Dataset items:
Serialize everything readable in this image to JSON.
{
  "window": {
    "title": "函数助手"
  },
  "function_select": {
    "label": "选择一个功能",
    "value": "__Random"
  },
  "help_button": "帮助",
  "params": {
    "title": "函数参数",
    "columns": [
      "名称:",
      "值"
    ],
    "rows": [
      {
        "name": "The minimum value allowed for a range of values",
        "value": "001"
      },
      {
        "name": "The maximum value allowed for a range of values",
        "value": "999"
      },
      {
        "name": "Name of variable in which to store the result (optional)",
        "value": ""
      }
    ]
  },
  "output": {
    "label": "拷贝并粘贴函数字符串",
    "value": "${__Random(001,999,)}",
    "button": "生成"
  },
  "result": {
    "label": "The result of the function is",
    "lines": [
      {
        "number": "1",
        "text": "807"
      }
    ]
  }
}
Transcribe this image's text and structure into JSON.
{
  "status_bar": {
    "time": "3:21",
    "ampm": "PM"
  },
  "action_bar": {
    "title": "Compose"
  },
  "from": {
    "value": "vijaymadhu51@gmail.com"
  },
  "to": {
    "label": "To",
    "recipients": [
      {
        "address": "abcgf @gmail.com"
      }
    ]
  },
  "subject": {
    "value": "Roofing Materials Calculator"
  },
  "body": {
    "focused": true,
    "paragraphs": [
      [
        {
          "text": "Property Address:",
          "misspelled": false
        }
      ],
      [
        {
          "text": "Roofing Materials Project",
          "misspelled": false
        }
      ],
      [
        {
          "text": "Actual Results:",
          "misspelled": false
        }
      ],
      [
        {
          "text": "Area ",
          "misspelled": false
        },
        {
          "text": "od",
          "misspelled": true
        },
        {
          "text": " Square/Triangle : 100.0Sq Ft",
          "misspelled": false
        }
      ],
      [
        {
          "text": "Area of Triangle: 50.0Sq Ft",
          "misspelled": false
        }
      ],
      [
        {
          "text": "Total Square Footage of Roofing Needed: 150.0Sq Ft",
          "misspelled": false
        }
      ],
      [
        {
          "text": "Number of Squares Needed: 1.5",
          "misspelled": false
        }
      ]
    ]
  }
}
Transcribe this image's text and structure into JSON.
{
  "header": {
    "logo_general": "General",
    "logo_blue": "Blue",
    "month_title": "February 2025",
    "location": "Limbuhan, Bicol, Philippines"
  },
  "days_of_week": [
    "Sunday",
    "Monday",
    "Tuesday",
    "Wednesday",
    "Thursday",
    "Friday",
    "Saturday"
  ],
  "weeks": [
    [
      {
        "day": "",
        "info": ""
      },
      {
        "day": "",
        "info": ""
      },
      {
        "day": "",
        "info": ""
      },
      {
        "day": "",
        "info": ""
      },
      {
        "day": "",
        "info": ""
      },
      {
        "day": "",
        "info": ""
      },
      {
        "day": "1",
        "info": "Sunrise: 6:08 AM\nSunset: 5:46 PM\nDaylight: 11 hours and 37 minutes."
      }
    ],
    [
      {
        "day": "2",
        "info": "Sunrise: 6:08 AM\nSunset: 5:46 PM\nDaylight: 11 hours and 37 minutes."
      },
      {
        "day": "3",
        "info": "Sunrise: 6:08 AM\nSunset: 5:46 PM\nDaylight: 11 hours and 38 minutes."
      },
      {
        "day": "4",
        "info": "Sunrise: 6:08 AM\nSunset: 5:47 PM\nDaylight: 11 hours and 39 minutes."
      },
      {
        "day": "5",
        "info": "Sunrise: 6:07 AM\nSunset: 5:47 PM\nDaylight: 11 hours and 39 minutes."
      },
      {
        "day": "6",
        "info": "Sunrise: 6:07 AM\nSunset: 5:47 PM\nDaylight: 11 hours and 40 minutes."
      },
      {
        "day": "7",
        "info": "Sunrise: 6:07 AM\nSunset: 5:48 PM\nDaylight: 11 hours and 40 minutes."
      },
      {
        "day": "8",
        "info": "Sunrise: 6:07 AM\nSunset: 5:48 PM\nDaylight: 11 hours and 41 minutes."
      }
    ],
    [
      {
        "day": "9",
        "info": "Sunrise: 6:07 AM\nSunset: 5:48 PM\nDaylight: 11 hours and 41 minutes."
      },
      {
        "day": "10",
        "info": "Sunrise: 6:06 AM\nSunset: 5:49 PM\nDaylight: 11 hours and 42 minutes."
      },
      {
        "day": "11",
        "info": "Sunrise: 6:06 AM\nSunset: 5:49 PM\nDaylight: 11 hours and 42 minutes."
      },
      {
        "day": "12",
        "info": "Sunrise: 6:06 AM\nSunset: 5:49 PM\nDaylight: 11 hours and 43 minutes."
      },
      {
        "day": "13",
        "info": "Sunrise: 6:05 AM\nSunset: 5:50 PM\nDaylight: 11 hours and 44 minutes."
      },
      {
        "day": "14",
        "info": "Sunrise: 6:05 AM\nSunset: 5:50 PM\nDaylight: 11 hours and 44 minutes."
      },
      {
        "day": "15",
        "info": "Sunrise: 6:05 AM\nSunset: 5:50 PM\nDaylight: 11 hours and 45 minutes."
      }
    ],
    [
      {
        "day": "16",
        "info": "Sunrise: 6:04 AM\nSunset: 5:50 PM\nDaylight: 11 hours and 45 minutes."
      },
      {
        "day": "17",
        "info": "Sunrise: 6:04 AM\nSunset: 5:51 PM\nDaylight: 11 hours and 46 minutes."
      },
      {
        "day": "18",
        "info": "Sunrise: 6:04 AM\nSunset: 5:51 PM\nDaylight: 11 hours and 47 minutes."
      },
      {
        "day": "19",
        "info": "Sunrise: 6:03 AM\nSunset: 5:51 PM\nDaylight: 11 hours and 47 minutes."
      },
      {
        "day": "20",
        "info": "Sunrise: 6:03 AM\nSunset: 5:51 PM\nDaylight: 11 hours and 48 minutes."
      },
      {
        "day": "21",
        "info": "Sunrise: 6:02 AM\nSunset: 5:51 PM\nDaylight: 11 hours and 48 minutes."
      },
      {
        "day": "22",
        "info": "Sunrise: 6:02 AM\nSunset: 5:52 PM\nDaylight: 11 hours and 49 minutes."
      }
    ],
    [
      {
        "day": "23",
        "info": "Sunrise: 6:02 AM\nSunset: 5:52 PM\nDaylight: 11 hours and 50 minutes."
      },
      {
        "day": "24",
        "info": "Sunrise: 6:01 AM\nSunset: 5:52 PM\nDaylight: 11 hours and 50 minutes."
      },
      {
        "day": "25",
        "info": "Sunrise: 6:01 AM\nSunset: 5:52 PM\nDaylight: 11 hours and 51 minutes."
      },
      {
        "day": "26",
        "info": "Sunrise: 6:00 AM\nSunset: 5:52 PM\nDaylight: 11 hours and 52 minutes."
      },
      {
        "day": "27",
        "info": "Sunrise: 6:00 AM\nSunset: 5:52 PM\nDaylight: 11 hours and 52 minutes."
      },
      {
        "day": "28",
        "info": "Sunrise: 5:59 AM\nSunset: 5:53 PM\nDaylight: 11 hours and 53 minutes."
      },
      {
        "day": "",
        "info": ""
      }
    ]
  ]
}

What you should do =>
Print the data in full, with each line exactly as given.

Written response =>
Serialize everything readable in this image to JSON.
{
  "window": {
    "title": "函数助手"
  },
  "function_select": {
    "label": "选择一个功能",
    "value": "__Random"
  },
  "help_button": "帮助",
  "params": {
    "title": "函数参数",
    "columns": [
      "名称:",
      "值"
    ],
    "rows": [
      {
        "name": "The minimum value allowed for a range of values",
        "value": "001"
      },
      {
        "name": "The maximum value allowed for a range of values",
        "value": "999"
      },
      {
        "name": "Name of variable in which to store the result (optional)",
        "value": ""
      }
    ]
  },
  "output": {
    "label": "拷贝并粘贴函数字符串",
    "value": "${__Random(001,999,)}",
    "button": "生成"
  },
  "result": {
    "label": "The result of the function is",
    "lines": [
      {
        "number": "1",
        "text": "807"
      }
    ]
  }
}
Transcribe this image's text and structure into JSON.
{
  "status_bar": {
    "time": "3:21",
    "ampm": "PM"
  },
  "action_bar": {
    "title": "Compose"
  },
  "from": {
    "value": "vijaymadhu51@gmail.com"
  },
  "to": {
    "label": "To",
    "recipients": [
      {
        "address": "abcgf @gmail.com"
      }
    ]
  },
  "subject": {
    "value": "Roofing Materials Calculator"
  },
  "body": {
    "focused": true,
    "paragraphs": [
      [
        {
          "text": "Property Address:",
          "misspelled": false
        }
      ],
      [
        {
          "text": "Roofing Materials Project",
          "misspelled": false
        }
      ],
      [
        {
          "text": "Actual Results:",
          "misspelled": false
        }
      ],
      [
        {
          "text": "Area ",
          "misspelled": false
        },
        {
          "text": "od",
          "misspelled": true
        },
        {
          "text": " Square/Triangle : 100.0Sq Ft",
          "misspelled": false
        }
      ],
      [
        {
          "text": "Area of Triangle: 50.0Sq Ft",
          "misspelled": false
        }
      ],
      [
        {
          "text": "Total Square Footage of Roofing Needed: 150.0Sq Ft",
          "misspelled": false
        }
      ],
      [
        {
          "text": "Number of Squares Needed: 1.5",
          "misspelled": false
        }
      ]
    ]
  }
}
Transcribe this image's text and structure into JSON.
{
  "header": {
    "logo_general": "General",
    "logo_blue": "Blue",
    "month_title": "February 2025",
    "location": "Limbuhan, Bicol, Philippines"
  },
  "days_of_week": [
    "Sunday",
    "Monday",
    "Tuesday",
    "Wednesday",
    "Thursday",
    "Friday",
    "Saturday"
  ],
  "weeks": [
    [
      {
        "day": "",
        "info": ""
      },
      {
        "day": "",
        "info": ""
      },
      {
        "day": "",
        "info": ""
      },
      {
        "day": "",
        "info": ""
      },
      {
        "day": "",
        "info": ""
      },
      {
        "day": "",
        "info": ""
      },
      {
        "day": "1",
        "info": "Sunrise: 6:08 AM\nSunset: 5:46 PM\nDaylight: 11 hours and 37 minutes."
      }
    ],
    [
      {
        "day": "2",
        "info": "Sunrise: 6:08 AM\nSunset: 5:46 PM\nDaylight: 11 hours and 37 minutes."
      },
      {
        "day": "3",
        "info": "Sunrise: 6:08 AM\nSunset: 5:46 PM\nDaylight: 11 hours and 38 minutes."
      },
      {
        "day": "4",
        "info": "Sunrise: 6:08 AM\nSunset: 5:47 PM\nDaylight: 11 hours and 39 minutes."
      },
      {
        "day": "5",
        "info": "Sunrise: 6:07 AM\nSunset: 5:47 PM\nDaylight: 11 hours and 39 minutes."
      },
      {
        "day": "6",
        "info": "Sunrise: 6:07 AM\nSunset: 5:47 PM\nDaylight: 11 hours and 40 minutes."
      },
      {
        "day": "7",
        "info": "Sunrise: 6:07 AM\nSunset: 5:48 PM\nDaylight: 11 hours and 40 minutes."
      },
      {
        "day": "8",
        "info": "Sunrise: 6:07 AM\nSunset: 5:48 PM\nDaylight: 11 hours and 41 minutes."
      }
    ],
    [
      {
        "day": "9",
        "info": "Sunrise: 6:07 AM\nSunset: 5:48 PM\nDaylight: 11 hours and 41 minutes."
      },
      {
        "day": "10",
        "info": "Sunrise: 6:06 AM\nSunset: 5:49 PM\nDaylight: 11 hours and 42 minutes."
      },
      {
        "day": "11",
        "info": "Sunrise: 6:06 AM\nSunset: 5:49 PM\nDaylight: 11 hours and 42 minutes."
      },
      {
        "day": "12",
        "info": "Sunrise: 6:06 AM\nSunset: 5:49 PM\nDaylight: 11 hours and 43 minutes."
      },
      {
        "day": "13",
        "info": "Sunrise: 6:05 AM\nSunset: 5:50 PM\nDaylight: 11 hours and 44 minutes."
      },
      {
        "day": "14",
        "info": "Sunrise: 6:05 AM\nSunset: 5:50 PM\nDaylight: 11 hours and 44 minutes."
      },
      {
        "day": "15",
        "info": "Sunrise: 6:05 AM\nSunset: 5:50 PM\nDaylight: 11 hours and 45 minutes."
      }
    ],
    [
      {
        "day": "16",
        "info": "Sunrise: 6:04 AM\nSunset: 5:50 PM\nDaylight: 11 hours and 45 minutes."
      },
      {
        "day": "17",
        "info": "Sunrise: 6:04 AM\nSunset: 5:51 PM\nDaylight: 11 hours and 46 minutes."
      },
      {
        "day": "18",
        "info": "Sunrise: 6:04 AM\nSunset: 5:51 PM\nDaylight: 11 hours and 47 minutes."
      },
      {
        "day": "19",
        "info": "Sunrise: 6:03 AM\nSunset: 5:51 PM\nDaylight: 11 hours and 47 minutes."
      },
      {
        "day": "20",
        "info": "Sunrise: 6:03 AM\nSunset: 5:51 PM\nDaylight: 11 hours and 48 minutes."
      },
      {
        "day": "21",
        "info": "Sunrise: 6:02 AM\nSunset: 5:51 PM\nDaylight: 11 hours and 48 minutes."
      },
      {
        "day": "22",
        "info": "Sunrise: 6:02 AM\nSunset: 5:52 PM\nDaylight: 11 hours and 49 minutes."
      }
    ],
    [
      {
        "day": "23",
        "info": "Sunrise: 6:02 AM\nSunset: 5:52 PM\nDaylight: 11 hours and 50 minutes."
      },
      {
        "day": "24",
        "info": "Sunrise: 6:01 AM\nSunset: 5:52 PM\nDaylight: 11 hours and 50 minutes."
      },
      {
        "day": "25",
        "info": "Sunrise: 6:01 AM\nSunset: 5:52 PM\nDaylight: 11 hours and 51 minutes."
      },
      {
        "day": "26",
        "info": "Sunrise: 6:00 AM\nSunset: 5:52 PM\nDaylight: 11 hours and 52 minutes."
      },
      {
        "day": "27",
        "info": "Sunrise: 6:00 AM\nSunset: 5:52 PM\nDaylight: 11 hours and 52 minutes."
      },
      {
        "day": "28",
        "info": "Sunrise: 5:59 AM\nSunset: 5:53 PM\nDaylight: 11 hours and 53 minutes."
      },
      {
        "day": "",
        "info": ""
      }
    ]
  ]
}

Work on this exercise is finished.